Tattoos may soon become a means to achieve new goals. What was widely used for self-expression will now help patients and doctors monitor chronic diseases in real time.
Scientists from the University of Munich have developed dyes for subcutaneous drawings that change color depending on the level of various substances in the body. This will allow people to quickly identify negative changes in health and take action.
As technology evolves, scientists are putting forward new brilliant ideas about how best to track health status. One of these ideas is biosensory tattoos, which change color depending on the level of glucose, pH and albumin in the body. They will allow you to monitor the course of diseases such as diabetes in real time.
Today, many people make tattoos by applying some important images to their bodies. Tattoos have already become a separate genre of art, but the technological progress of the XXI century has raised their level even higher: soon we will have biosensory tattoos used for medical purposes.
A team of scientists led by chemist Ali Yetisen from the Technical University of Munich (TUM) has developed a "subcutaneous" tattoo technology that is able to react and change its color when glucose, albumin and pH levels change. The study is reported in the Angewandte Chemie International Edition.
Scientists have developed dermal sensors that can replace tattoo ink and change their color depending on blood pH, sugar levels and albumin.
The color of tattoos made with such ink varies depending on the state of your health. This allows you to monitor the patient's condition without having to constantly take blood samples.
To signal a change in albumin, a yellow dye was chosen, which changes color to green.

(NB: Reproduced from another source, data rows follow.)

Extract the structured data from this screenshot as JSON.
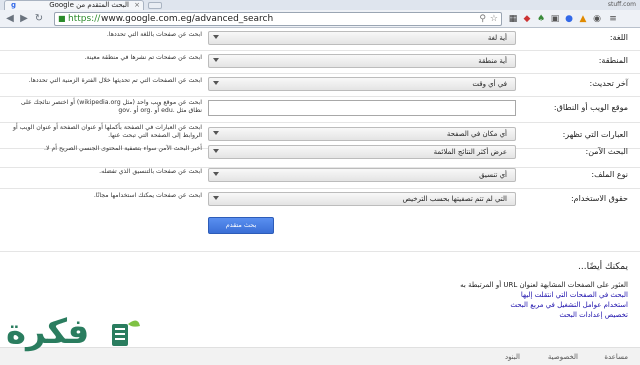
{
  "browser": {
    "tab_title": "البحث المتقدم من Google",
    "tab_icon": "g-icon",
    "user_label": "stuff.com",
    "url_scheme": "https://",
    "url_path": "www.google.com.eg/advanced_search"
  },
  "form": {
    "rows": [
      {
        "label": "اللغة:",
        "value": "أية لغة",
        "hint": "ابحث عن صفحات باللغة التي تحددها.",
        "kind": "select"
      },
      {
        "label": "المنطقة:",
        "value": "أية منطقة",
        "hint": "ابحث عن صفحات تم نشرها في منطقة معينة.",
        "kind": "select"
      },
      {
        "label": "آخر تحديث:",
        "value": "في أي وقت",
        "hint": "ابحث عن الصفحات التي تم تحديثها خلال الفترة الزمنية التي تحددها.",
        "kind": "select"
      },
      {
        "label": "موقع الويب أو النطاق:",
        "value": "",
        "hint": "ابحث عن موقع ويب واحد (مثل wikipedia.org) أو اختصر نتائجك على نطاق مثل .edu أو .org أو .gov",
        "kind": "text"
      },
      {
        "label": "العبارات التي تظهر:",
        "value": "أي مكان في الصفحة",
        "hint": "ابحث عن العبارات في الصفحة بأكملها أو عنوان الصفحة أو عنوان الويب أو الروابط إلى الصفحة التي تبحث عنها.",
        "kind": "select"
      },
      {
        "label": "البحث الآمن:",
        "value": "عرض أكثر النتائج الملائمة",
        "hint": "أخبر البحث الآمن سواء بتصفية المحتوى الجنسي الصريح أم لا.",
        "kind": "select"
      },
      {
        "label": "نوع الملف:",
        "value": "أي تنسيق",
        "hint": "ابحث عن صفحات بالتنسيق الذي تفضله.",
        "kind": "select"
      },
      {
        "label": "حقوق الاستخدام:",
        "value": "التي لم تتم تصفيتها بحسب الترخيص",
        "hint": "ابحث عن صفحات يمكنك استخدامها مجانًا.",
        "kind": "select"
      }
    ],
    "submit_label": "بحث متقدم"
  },
  "also": {
    "title": "يمكنك أيضًا...",
    "links": [
      "العثور على الصفحات المشابهة لعنوان URL أو المرتبطة به",
      "البحث في الصفحات التي انتقلت إليها",
      "استخدام عوامل التشغيل في مربع البحث",
      "تخصيص إعدادات البحث"
    ]
  },
  "footer": {
    "help": "مساعدة",
    "privacy": "الخصوصية",
    "terms": "البنود"
  },
  "watermark": {
    "text": "فكرة"
  }
}
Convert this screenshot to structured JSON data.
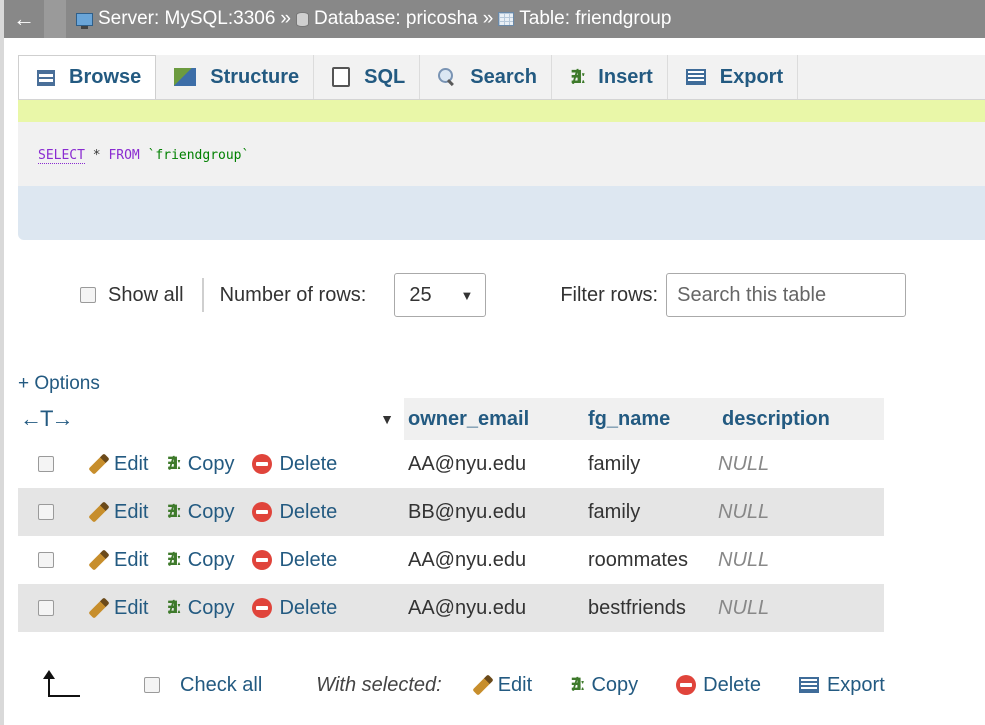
{
  "breadcrumb": {
    "back": "←",
    "server": "Server: MySQL:3306",
    "database": "Database: pricosha",
    "table": "Table: friendgroup",
    "separator": "»"
  },
  "tabs": [
    {
      "label": "Browse",
      "icon": "browse-icon",
      "active": true
    },
    {
      "label": "Structure",
      "icon": "structure-icon"
    },
    {
      "label": "SQL",
      "icon": "sql-icon"
    },
    {
      "label": "Search",
      "icon": "search-icon"
    },
    {
      "label": "Insert",
      "icon": "insert-icon"
    },
    {
      "label": "Export",
      "icon": "export-icon"
    }
  ],
  "query": {
    "select": "SELECT",
    "rest": " * ",
    "from": "FROM",
    "table": " `friendgroup`"
  },
  "controls": {
    "show_all": "Show all",
    "rows_label": "Number of rows:",
    "rows_value": "25",
    "filter_label": "Filter rows:",
    "filter_placeholder": "Search this table"
  },
  "options_link": "+ Options",
  "table": {
    "resize_arrows": "←T→",
    "columns": [
      "owner_email",
      "fg_name",
      "description"
    ],
    "actions": {
      "edit": "Edit",
      "copy": "Copy",
      "delete": "Delete"
    },
    "rows": [
      {
        "owner_email": "AA@nyu.edu",
        "fg_name": "family",
        "description": "NULL"
      },
      {
        "owner_email": "BB@nyu.edu",
        "fg_name": "family",
        "description": "NULL"
      },
      {
        "owner_email": "AA@nyu.edu",
        "fg_name": "roommates",
        "description": "NULL"
      },
      {
        "owner_email": "AA@nyu.edu",
        "fg_name": "bestfriends",
        "description": "NULL"
      }
    ]
  },
  "footer": {
    "check_all": "Check all",
    "with_selected": "With selected:",
    "edit": "Edit",
    "copy": "Copy",
    "delete": "Delete",
    "export": "Export"
  },
  "colors": {
    "link": "#235a81",
    "breadcrumb_bg": "#888888",
    "sql_highlight": "#e9f7a8",
    "row_alt": "#e5e5e5",
    "delete_red": "#e0443b"
  }
}
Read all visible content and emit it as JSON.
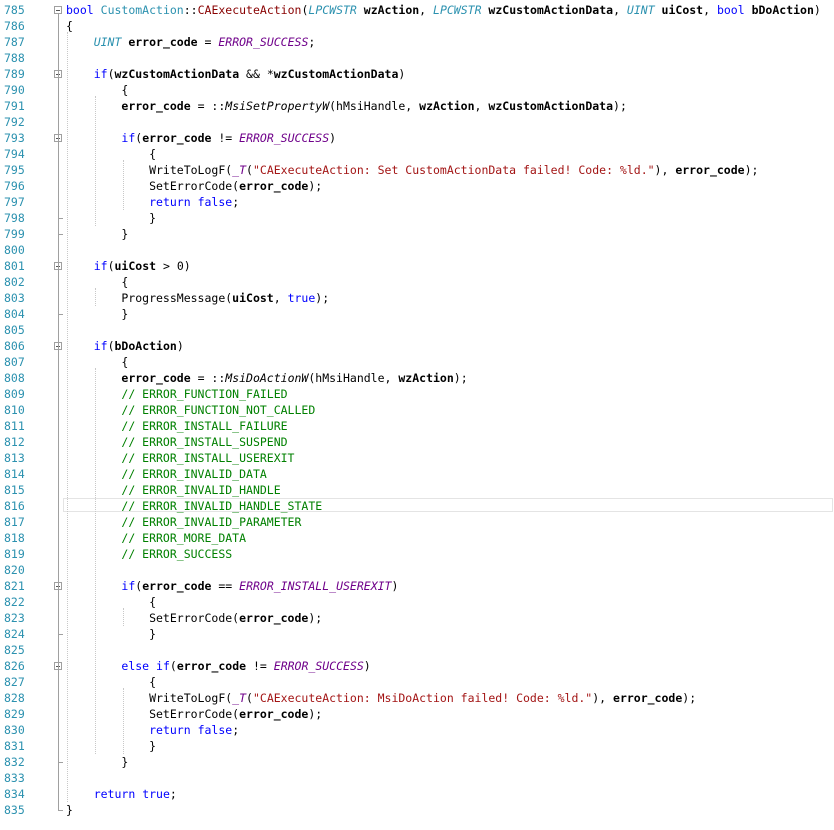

To create a glucose indicator, the researchers used glucose oxidase reactions – when the concentration fluctuates in the pigment, structural changes occur and the color ranges from yellow to dark green. A tattoo with a pH reagent changes its color from yellow to blue.
The development can be very useful for people who constantly have to take blood samples — for example, with diabetes or kidney diseases.
A little earlier, scientists from the Massachusetts Institute of Technology and Harvard developed a similar technology. They called their project Dermal Abyss.
And they experimented by creating tattoo ink with biosensors. The idea was similar: the color of the ink had to change according to the pH levels of the blood.
The new technology is still being tested on pig skin, but the results are positive.
Now the tattoo involves damage to the epidermis (necessary for the introduction of pigment into the skin), which causes patients to be unwilling to use them. Therefore, scientists assume that over time, the pigment can be injected through electric or laser-induced shock waves, without harming the epidermis.
We hope that soon the development will be recognized as safe for humans and will make the life of many people much easier.